• Exercise prompt
All of the data below should be printed again exactly, pictures excluded.

• Records provided
*** Block opens ***
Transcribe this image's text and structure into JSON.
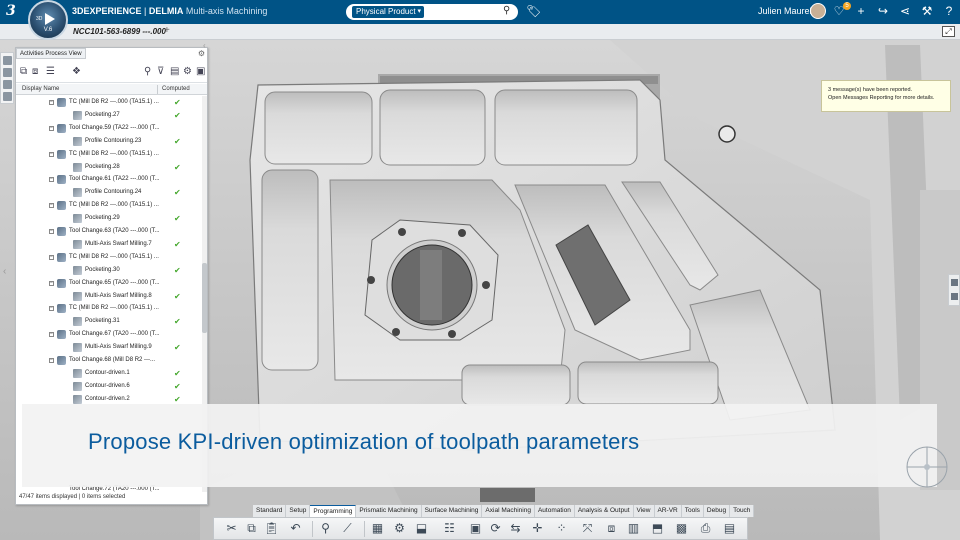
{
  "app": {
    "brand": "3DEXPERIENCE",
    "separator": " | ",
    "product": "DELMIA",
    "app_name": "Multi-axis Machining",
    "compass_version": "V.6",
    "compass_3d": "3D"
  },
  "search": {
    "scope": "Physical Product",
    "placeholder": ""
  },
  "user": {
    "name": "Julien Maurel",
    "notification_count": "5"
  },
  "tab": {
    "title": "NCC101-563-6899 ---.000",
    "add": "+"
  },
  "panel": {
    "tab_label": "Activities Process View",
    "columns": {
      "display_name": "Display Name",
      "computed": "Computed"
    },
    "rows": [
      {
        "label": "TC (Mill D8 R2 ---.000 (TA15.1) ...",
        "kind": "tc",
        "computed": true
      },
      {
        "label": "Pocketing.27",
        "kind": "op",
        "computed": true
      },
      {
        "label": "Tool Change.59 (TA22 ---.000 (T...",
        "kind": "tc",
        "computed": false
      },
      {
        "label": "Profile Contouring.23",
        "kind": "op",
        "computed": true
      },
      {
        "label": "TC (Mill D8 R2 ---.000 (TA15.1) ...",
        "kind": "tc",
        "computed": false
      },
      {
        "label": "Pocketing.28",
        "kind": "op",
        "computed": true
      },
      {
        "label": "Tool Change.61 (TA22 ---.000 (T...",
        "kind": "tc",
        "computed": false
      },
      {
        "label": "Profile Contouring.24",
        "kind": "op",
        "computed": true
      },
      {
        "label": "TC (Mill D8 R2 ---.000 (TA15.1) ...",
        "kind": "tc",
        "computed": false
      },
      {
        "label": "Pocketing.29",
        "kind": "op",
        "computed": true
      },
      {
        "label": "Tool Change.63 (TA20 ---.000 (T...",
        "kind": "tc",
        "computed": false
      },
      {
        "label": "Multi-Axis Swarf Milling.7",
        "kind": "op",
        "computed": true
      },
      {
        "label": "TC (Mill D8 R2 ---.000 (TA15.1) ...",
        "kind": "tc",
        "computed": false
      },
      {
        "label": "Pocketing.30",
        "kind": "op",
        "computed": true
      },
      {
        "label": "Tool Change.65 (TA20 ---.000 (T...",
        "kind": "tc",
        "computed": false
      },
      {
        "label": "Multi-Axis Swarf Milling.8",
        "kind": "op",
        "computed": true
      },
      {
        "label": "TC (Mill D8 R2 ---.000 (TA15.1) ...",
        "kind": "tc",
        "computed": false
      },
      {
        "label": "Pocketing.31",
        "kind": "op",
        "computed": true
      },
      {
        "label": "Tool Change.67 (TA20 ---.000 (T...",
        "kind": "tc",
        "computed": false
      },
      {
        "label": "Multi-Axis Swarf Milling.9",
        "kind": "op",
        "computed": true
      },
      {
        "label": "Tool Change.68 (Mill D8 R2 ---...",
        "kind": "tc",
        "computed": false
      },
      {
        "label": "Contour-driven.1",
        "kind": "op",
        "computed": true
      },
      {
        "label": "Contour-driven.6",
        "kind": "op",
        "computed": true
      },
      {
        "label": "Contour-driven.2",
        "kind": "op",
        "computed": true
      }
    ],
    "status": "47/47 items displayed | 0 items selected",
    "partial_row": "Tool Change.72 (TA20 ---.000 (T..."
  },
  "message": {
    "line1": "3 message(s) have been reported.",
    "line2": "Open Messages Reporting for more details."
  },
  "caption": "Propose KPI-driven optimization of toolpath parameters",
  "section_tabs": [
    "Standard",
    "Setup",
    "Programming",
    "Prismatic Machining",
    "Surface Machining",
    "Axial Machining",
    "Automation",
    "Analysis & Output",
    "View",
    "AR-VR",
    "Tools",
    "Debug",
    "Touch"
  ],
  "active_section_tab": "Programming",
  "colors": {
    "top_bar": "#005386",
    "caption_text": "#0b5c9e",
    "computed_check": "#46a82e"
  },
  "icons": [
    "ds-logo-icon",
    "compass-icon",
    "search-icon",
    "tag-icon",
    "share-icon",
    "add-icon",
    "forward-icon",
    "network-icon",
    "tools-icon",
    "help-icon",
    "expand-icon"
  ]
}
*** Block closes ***
• Response
Transcribe this image's text and structure into JSON.
{
  "app": {
    "brand": "3DEXPERIENCE",
    "separator": " | ",
    "product": "DELMIA",
    "app_name": "Multi-axis Machining",
    "compass_version": "V.6",
    "compass_3d": "3D"
  },
  "search": {
    "scope": "Physical Product",
    "placeholder": ""
  },
  "user": {
    "name": "Julien Maurel",
    "notification_count": "5"
  },
  "tab": {
    "title": "NCC101-563-6899 ---.000",
    "add": "+"
  },
  "panel": {
    "tab_label": "Activities Process View",
    "columns": {
      "display_name": "Display Name",
      "computed": "Computed"
    },
    "rows": [
      {
        "label": "TC (Mill D8 R2 ---.000 (TA15.1) ...",
        "kind": "tc",
        "computed": true
      },
      {
        "label": "Pocketing.27",
        "kind": "op",
        "computed": true
      },
      {
        "label": "Tool Change.59 (TA22 ---.000 (T...",
        "kind": "tc",
        "computed": false
      },
      {
        "label": "Profile Contouring.23",
        "kind": "op",
        "computed": true
      },
      {
        "label": "TC (Mill D8 R2 ---.000 (TA15.1) ...",
        "kind": "tc",
        "computed": false
      },
      {
        "label": "Pocketing.28",
        "kind": "op",
        "computed": true
      },
      {
        "label": "Tool Change.61 (TA22 ---.000 (T...",
        "kind": "tc",
        "computed": false
      },
      {
        "label": "Profile Contouring.24",
        "kind": "op",
        "computed": true
      },
      {
        "label": "TC (Mill D8 R2 ---.000 (TA15.1) ...",
        "kind": "tc",
        "computed": false
      },
      {
        "label": "Pocketing.29",
        "kind": "op",
        "computed": true
      },
      {
        "label": "Tool Change.63 (TA20 ---.000 (T...",
        "kind": "tc",
        "computed": false
      },
      {
        "label": "Multi-Axis Swarf Milling.7",
        "kind": "op",
        "computed": true
      },
      {
        "label": "TC (Mill D8 R2 ---.000 (TA15.1) ...",
        "kind": "tc",
        "computed": false
      },
      {
        "label": "Pocketing.30",
        "kind": "op",
        "computed": true
      },
      {
        "label": "Tool Change.65 (TA20 ---.000 (T...",
        "kind": "tc",
        "computed": false
      },
      {
        "label": "Multi-Axis Swarf Milling.8",
        "kind": "op",
        "computed": true
      },
      {
        "label": "TC (Mill D8 R2 ---.000 (TA15.1) ...",
        "kind": "tc",
        "computed": false
      },
      {
        "label": "Pocketing.31",
        "kind": "op",
        "computed": true
      },
      {
        "label": "Tool Change.67 (TA20 ---.000 (T...",
        "kind": "tc",
        "computed": false
      },
      {
        "label": "Multi-Axis Swarf Milling.9",
        "kind": "op",
        "computed": true
      },
      {
        "label": "Tool Change.68 (Mill D8 R2 ---...",
        "kind": "tc",
        "computed": false
      },
      {
        "label": "Contour-driven.1",
        "kind": "op",
        "computed": true
      },
      {
        "label": "Contour-driven.6",
        "kind": "op",
        "computed": true
      },
      {
        "label": "Contour-driven.2",
        "kind": "op",
        "computed": true
      }
    ],
    "status": "47/47 items displayed | 0 items selected",
    "partial_row": "Tool Change.72 (TA20 ---.000 (T..."
  },
  "message": {
    "line1": "3 message(s) have been reported.",
    "line2": "Open Messages Reporting for more details."
  },
  "caption": "Propose KPI-driven optimization of toolpath parameters",
  "section_tabs": [
    "Standard",
    "Setup",
    "Programming",
    "Prismatic Machining",
    "Surface Machining",
    "Axial Machining",
    "Automation",
    "Analysis & Output",
    "View",
    "AR-VR",
    "Tools",
    "Debug",
    "Touch"
  ],
  "active_section_tab": "Programming",
  "colors": {
    "top_bar": "#005386",
    "caption_text": "#0b5c9e",
    "computed_check": "#46a82e"
  },
  "icons": [
    "ds-logo-icon",
    "compass-icon",
    "search-icon",
    "tag-icon",
    "share-icon",
    "add-icon",
    "forward-icon",
    "network-icon",
    "tools-icon",
    "help-icon",
    "expand-icon"
  ]
}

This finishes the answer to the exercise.